“My favorite part of this is NWTF’s hospitality,” said Chantay Williams, a nurse for ten years with the Burton Center.
After the group finished their morning of fishing, they enjoyed lunch with a sense of accomplishment while Sumner and his staff fileted and packed away the day’s catch for the group to take home.
With locations in Abbeville, Edgefield, Greenwood, Lexington, McCormick and Saluda counties, the Burton Center is serving over 1,000 individuals. Taking its members on recreational trips is not the only way the Burton Center empowers its members; the organization also provides jobs for its members, which are geared toward boosting confidence and skills to work within their communities.
“Growing up, I always loved working with people with disabilities. I love helping them make a difference in their communities,” said Miranda White, Burton Center’s project coordinator.
About the National Wild Turkey Federation

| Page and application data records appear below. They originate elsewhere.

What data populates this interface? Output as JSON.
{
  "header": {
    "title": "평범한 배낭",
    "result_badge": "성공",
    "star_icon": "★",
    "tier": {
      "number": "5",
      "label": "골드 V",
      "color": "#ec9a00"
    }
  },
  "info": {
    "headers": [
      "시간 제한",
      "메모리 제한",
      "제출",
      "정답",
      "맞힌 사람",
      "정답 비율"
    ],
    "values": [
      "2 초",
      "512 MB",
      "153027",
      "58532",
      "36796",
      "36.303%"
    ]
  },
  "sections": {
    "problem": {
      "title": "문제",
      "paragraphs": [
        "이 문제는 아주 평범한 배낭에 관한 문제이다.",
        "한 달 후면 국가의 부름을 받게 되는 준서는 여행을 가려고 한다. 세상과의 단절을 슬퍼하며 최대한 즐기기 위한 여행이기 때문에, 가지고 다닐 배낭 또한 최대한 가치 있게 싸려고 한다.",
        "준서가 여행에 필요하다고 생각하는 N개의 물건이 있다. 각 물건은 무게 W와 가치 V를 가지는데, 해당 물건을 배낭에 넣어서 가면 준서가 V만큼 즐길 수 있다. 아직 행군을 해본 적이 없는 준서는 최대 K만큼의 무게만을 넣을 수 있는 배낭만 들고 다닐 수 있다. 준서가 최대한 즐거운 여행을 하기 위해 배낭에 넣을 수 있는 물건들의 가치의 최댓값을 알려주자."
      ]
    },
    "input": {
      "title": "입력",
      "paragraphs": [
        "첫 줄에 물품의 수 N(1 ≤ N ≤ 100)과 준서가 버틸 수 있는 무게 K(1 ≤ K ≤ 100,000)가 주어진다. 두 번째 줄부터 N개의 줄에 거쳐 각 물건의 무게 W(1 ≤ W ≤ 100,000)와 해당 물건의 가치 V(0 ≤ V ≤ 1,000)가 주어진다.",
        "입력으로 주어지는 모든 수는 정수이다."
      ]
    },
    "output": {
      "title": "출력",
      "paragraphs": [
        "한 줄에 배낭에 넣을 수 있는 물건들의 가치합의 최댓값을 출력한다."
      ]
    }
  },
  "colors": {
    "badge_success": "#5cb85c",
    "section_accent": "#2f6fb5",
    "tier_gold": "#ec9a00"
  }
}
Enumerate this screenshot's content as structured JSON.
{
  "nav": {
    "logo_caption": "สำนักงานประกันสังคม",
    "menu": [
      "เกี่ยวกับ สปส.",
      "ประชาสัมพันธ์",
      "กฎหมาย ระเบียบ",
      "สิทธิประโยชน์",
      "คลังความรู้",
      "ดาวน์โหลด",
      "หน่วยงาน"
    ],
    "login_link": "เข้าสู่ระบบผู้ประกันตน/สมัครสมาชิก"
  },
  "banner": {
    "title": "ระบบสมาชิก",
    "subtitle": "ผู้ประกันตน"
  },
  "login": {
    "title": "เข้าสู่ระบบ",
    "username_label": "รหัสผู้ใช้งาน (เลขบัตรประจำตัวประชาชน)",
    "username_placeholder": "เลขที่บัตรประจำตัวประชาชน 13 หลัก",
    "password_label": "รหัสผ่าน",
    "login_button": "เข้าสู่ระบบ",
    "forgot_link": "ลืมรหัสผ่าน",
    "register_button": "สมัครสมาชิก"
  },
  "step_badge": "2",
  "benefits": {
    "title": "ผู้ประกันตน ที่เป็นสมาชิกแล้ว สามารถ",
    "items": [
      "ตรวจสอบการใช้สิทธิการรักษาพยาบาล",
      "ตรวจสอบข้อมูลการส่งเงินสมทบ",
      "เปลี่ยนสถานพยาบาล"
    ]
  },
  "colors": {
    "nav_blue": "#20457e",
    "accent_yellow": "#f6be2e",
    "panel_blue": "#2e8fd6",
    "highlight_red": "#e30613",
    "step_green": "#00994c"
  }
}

When the National Wild Turkey Federation was founded in 1973, there were about 1.3 million wild turkeys in North America. After decades of work, that number hit a historic high of almost 7 million turkeys. To succeed, the NWTF stood behind science-based conservation and hunters’ rights. The NWTF Save the Habitat. Save the Hunt. initiative is a charge that mobilizes science, fundraising and devoted volunteers to conserve and enhance more than 4 million acres of essential wildlife habitat, recruit at least 1.5 million hunters and open access to 500,000 acres for hunting. For more information, visit NWTF.org